Exercise aim
Report each line of the entries below that has the word "text" in it.

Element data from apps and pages
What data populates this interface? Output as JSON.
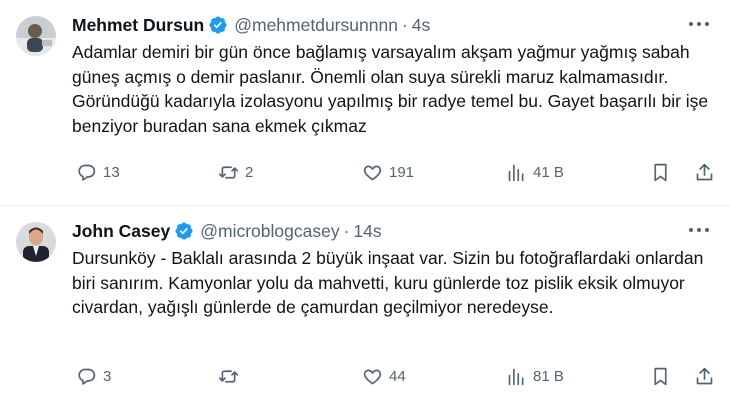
{
  "colors": {
    "accent": "#1d9bf0",
    "text": "#0f1419",
    "muted": "#536471",
    "divider": "#eff3f4"
  },
  "tweets": [
    {
      "name": "Mehmet Dursun",
      "handle": "@mehmetdursunnnn",
      "time": "4s",
      "text": "Adamlar demiri bir gün önce bağlamış varsayalım akşam yağmur yağmış sabah güneş açmış o demir paslanır. Önemli olan suya sürekli maruz kalmamasıdır. Göründüğü kadarıyla izolasyonu yapılmış bir radye temel bu. Gayet başarılı bir işe benziyor buradan sana ekmek çıkmaz",
      "replies": "13",
      "retweets": "2",
      "likes": "191",
      "views": "41 B"
    },
    {
      "name": "John Casey",
      "handle": "@microblogcasey",
      "time": "14s",
      "text": "Dursunköy - Baklalı arasında 2 büyük inşaat var. Sizin bu fotoğraflardaki onlardan biri sanırım. Kamyonlar yolu da mahvetti, kuru günlerde toz pislik eksik olmuyor civardan, yağışlı günlerde de çamurdan geçilmiyor neredeyse.",
      "replies": "3",
      "retweets": "",
      "likes": "44",
      "views": "81 B"
    }
  ],
  "separator": "·"
}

Completed task
    "text": "#0f1419",
      "text": "Adamlar demiri bir gün önce bağlamış varsayalım akşam yağmur yağmış sabah güneş açmış o demir paslanır. Önemli olan suya sürekli maruz kalmamasıdır. Göründüğü kadarıyla izolasyonu yapılmış bir radye temel bu. Gayet başarılı bir işe benziyor buradan sana ekmek çıkmaz",
      "text": "Dursunköy - Baklalı arasında 2 büyük inşaat var. Sizin bu fotoğraflardaki onlardan biri sanırım. Kamyonlar yolu da mahvetti, kuru günlerde toz pislik eksik olmuyor civardan, yağışlı günlerde de çamurdan geçilmiyor neredeyse.",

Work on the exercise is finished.